_HOW TO COMPLETE THIS TASK_. Lines of the listing that contain "TestSite" need to be copied.

_INPUT MATERIAL_.
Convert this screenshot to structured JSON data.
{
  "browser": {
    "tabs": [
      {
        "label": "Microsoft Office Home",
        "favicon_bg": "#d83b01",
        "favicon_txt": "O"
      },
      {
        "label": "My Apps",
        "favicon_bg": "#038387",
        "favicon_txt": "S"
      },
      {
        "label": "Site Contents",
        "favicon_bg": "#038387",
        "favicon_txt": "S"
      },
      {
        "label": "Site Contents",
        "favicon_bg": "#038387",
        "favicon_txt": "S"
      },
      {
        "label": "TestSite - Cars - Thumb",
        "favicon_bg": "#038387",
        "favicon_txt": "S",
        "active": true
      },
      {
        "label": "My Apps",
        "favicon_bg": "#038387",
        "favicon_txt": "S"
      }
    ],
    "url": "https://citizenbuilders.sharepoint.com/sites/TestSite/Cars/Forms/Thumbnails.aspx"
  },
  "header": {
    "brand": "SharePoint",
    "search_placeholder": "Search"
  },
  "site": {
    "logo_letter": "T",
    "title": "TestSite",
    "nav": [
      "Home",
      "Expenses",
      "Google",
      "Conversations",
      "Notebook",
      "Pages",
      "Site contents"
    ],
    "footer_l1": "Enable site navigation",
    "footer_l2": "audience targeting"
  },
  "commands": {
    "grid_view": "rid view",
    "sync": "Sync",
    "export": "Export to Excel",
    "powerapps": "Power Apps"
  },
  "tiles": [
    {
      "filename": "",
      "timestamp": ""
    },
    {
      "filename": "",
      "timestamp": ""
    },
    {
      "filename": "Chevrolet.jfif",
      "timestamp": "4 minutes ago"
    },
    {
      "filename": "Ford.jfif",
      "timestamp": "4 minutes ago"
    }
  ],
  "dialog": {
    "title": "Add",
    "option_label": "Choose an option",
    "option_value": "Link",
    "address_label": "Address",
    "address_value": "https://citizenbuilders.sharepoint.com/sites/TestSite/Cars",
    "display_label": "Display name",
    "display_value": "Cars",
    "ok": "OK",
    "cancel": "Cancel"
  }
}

_OUTPUT_.
        "label": "TestSite - Cars - Thumb",
    "url": "https://citizenbuilders.sharepoint.com/sites/TestSite/Cars/Forms/Thumbnails.aspx"
    "title": "TestSite",
    "address_value": "https://citizenbuilders.sharepoint.com/sites/TestSite/Cars",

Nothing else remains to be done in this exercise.